Beyond the on-page copy, there are a few more technical elements you’ll need to understand if you’re learning how to optimize a website for search engines. I won’t be diving in to the details of how to implement each of these as every content management system is different, so if you’re not familiar, talk to your developer or webmaster.
Your title tag is the second most important on-page factor, and compared to other factors, is extremely easy to implement. Your title tag is what users see when your website shows up in Google (see screenshot below) so it not only influences your rankings, but also how many people click on your site. In general you want to put your keyword at the front of the title tag and your brand at the end. That means the ideal structure is:
Targeted Keyword – Brand Name.
You have 70 characters to use in your title and I recommend using as many of them as possible, but don’t go over as you’re tag will be truncated and won’t look as good to users.
The next most important factor to look at is the meta description. The meta description is the small snippet of text that shows up under the title tag in search results and though it’s not very valuable in terms of rankings, it does affect how often users click on your site. Like your title tag, it should include the keyword your targeting (which will show up in build when a user searches for that term) and be compelling so that users will want to click through and visit your site.
Images – Alt-Tags
Images are the last on-page factor that we’ll look at and are important for a couple reasons. First, they make your content more interesting. Having a big block of text is really boring and users don’t really like it that much so images are essential to a good user experience. When you’re learning how to optimize a website for search engines, it’s important to optimize your alt-tags on images. Because search engines don’t know what an image is about, they rely on you to tell them ann they look to that alt-tag for the description. That means your alt-tags should be both keyword rich and descriptive without being spammy.
Now that you know about on-page optimization, go evaluate your website using the information in this article. you probably won’t be able to implement everything so focus on the big things that are easy to change:
- Use descriptive anchor text for linking within your site
- Make sure the Title Tag, Meta Description, On-Page Copy, and image alt-tags are optimized for your most important pages (use that keyword list from our Keyword Research article.)
- Review or take notes on the article, in the next article, we’ll be adding more content to the site so it’s important to do that in a SEO-friendly way.
Nice post. Well done! You know, there is a lot of mis- and dis-information out there about SEO. I guess that’s kind of the nature of the business. But your comments and recommendations are right on. IMHO! An important point, I think: the Google algorithm is constantly updating, but the core of the algorithm is still there and remains important.
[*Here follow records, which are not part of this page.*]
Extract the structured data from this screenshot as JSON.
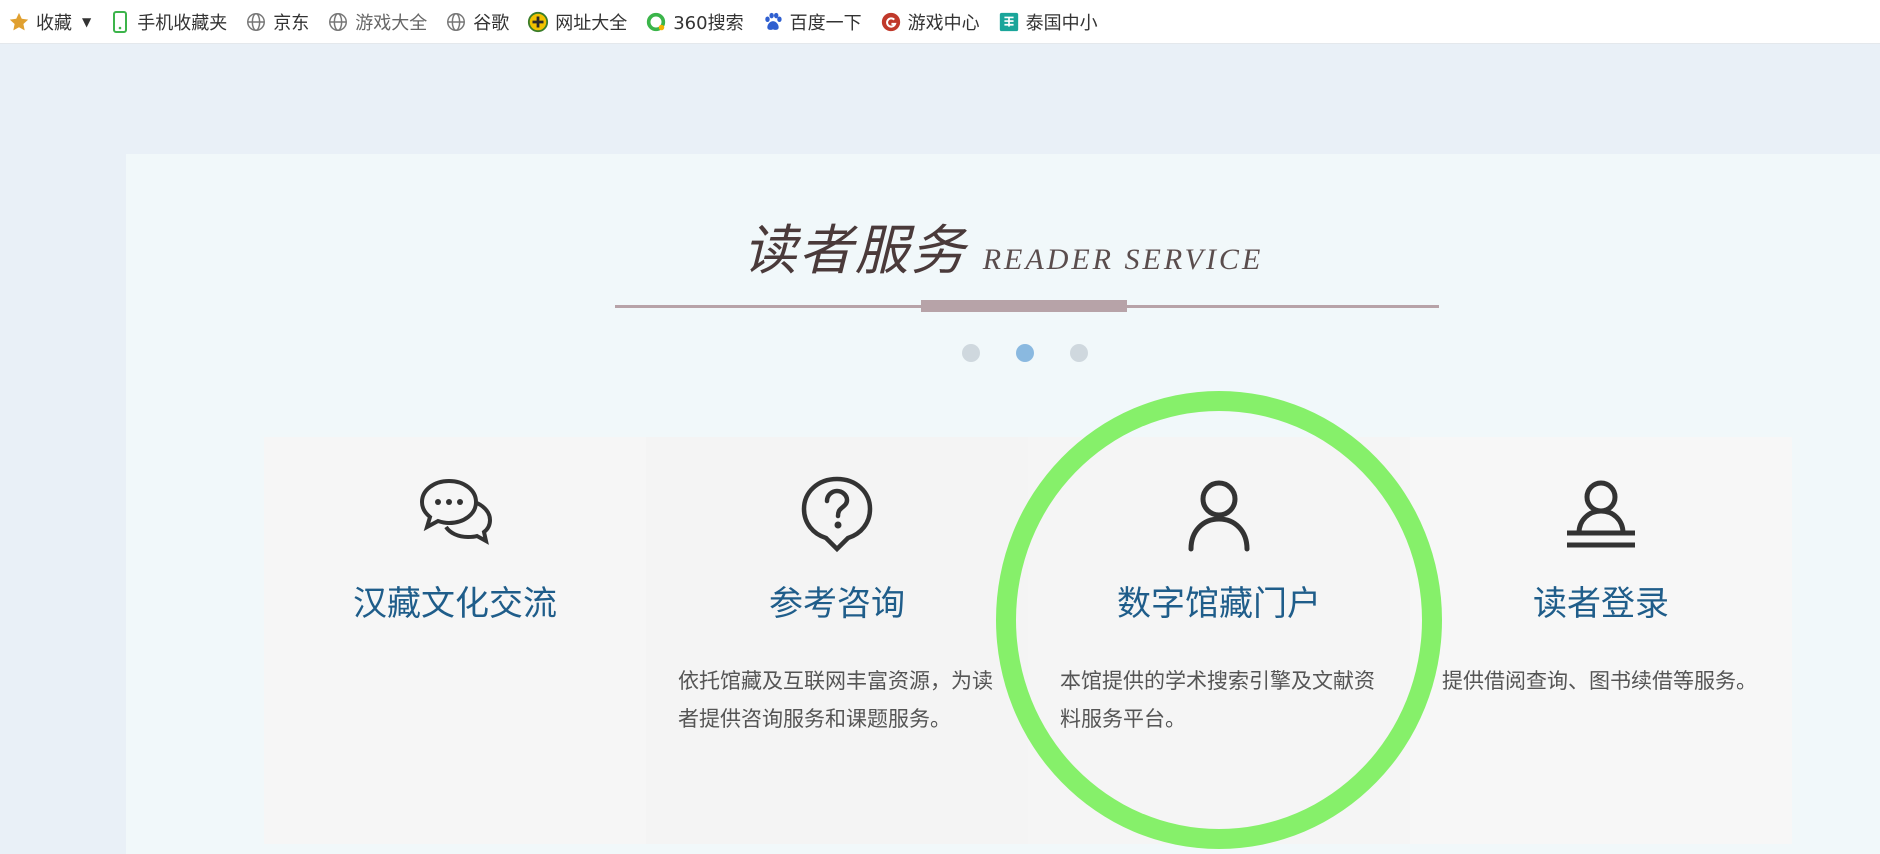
{
  "bookmarks": {
    "favorites_label": "收藏",
    "items": [
      {
        "label": "手机收藏夹",
        "icon": "phone-icon"
      },
      {
        "label": "京东",
        "icon": "globe-icon"
      },
      {
        "label": "游戏大全",
        "icon": "globe-icon"
      },
      {
        "label": "谷歌",
        "icon": "globe-icon"
      },
      {
        "label": "网址大全",
        "icon": "plus-badge-icon"
      },
      {
        "label": "360搜索",
        "icon": "ring-icon"
      },
      {
        "label": "百度一下",
        "icon": "paw-icon"
      },
      {
        "label": "游戏中心",
        "icon": "game-icon"
      },
      {
        "label": "泰国中小",
        "icon": "book-icon"
      }
    ]
  },
  "section": {
    "title_zh": "读者服务",
    "title_en": "READER SERVICE"
  },
  "carousel": {
    "dots": 3,
    "active_index": 1
  },
  "cards": [
    {
      "title": "汉藏文化交流",
      "desc": "",
      "icon": "chat-bubbles-icon"
    },
    {
      "title": "参考咨询",
      "desc": "依托馆藏及互联网丰富资源，为读者提供咨询服务和课题服务。",
      "icon": "question-bubble-icon"
    },
    {
      "title": "数字馆藏门户",
      "desc": "本馆提供的学术搜索引擎及文献资料服务平台。",
      "icon": "person-icon"
    },
    {
      "title": "读者登录",
      "desc": "提供借阅查询、图书续借等服务。",
      "icon": "person-login-icon"
    }
  ],
  "colors": {
    "card_title": "#1f5d8a",
    "highlight_ring": "#86f06a",
    "active_dot": "#8ab9e0",
    "title_line": "#b7a3a8"
  }
}
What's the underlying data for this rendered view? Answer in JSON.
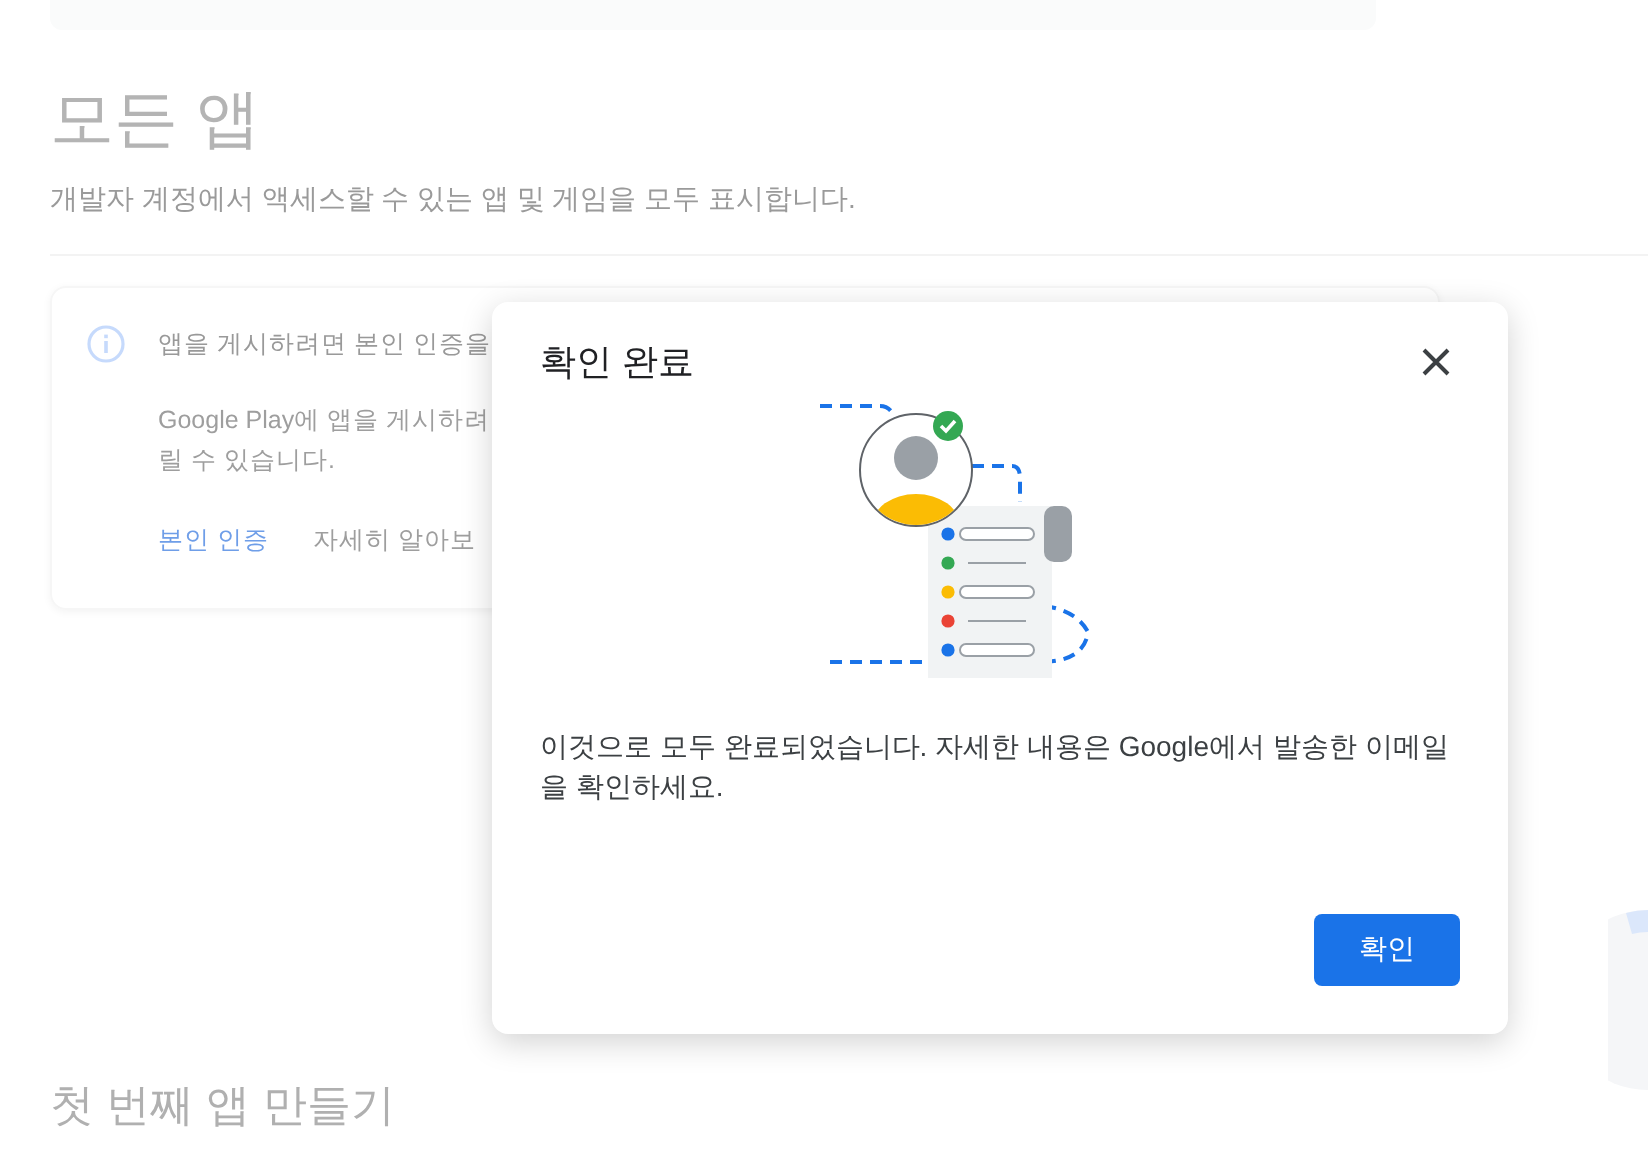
{
  "background": {
    "header": "모든 앱",
    "subtitle": "개발자 계정에서 액세스할 수 있는 앱 및 게임을 모두 표시합니다.",
    "notice": {
      "title": "앱을 게시하려면 본인 인증을",
      "body_lines": [
        "Google Play에 앱을 게시하려",
        "릴 수 있습니다."
      ],
      "links": [
        {
          "label": "본인 인증",
          "kind": "primary"
        },
        {
          "label": "자세히 알아보",
          "kind": "secondary"
        }
      ]
    },
    "section_title": "첫 번째 앱 만들기"
  },
  "dialog": {
    "title": "확인 완료",
    "message": "이것으로 모두 완료되었습니다. 자세한 내용은 Google에서 발송한 이메일을 확인하세요.",
    "button": "확인"
  }
}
Build your site following the ‘rules’, be content-rich and relevant. And Google ranking will follow.
I agree, Mark – a lot of bad info floating around. That really is the nature of the beast, unfortunately!
Great post, Taylor – you hit the nail on the head!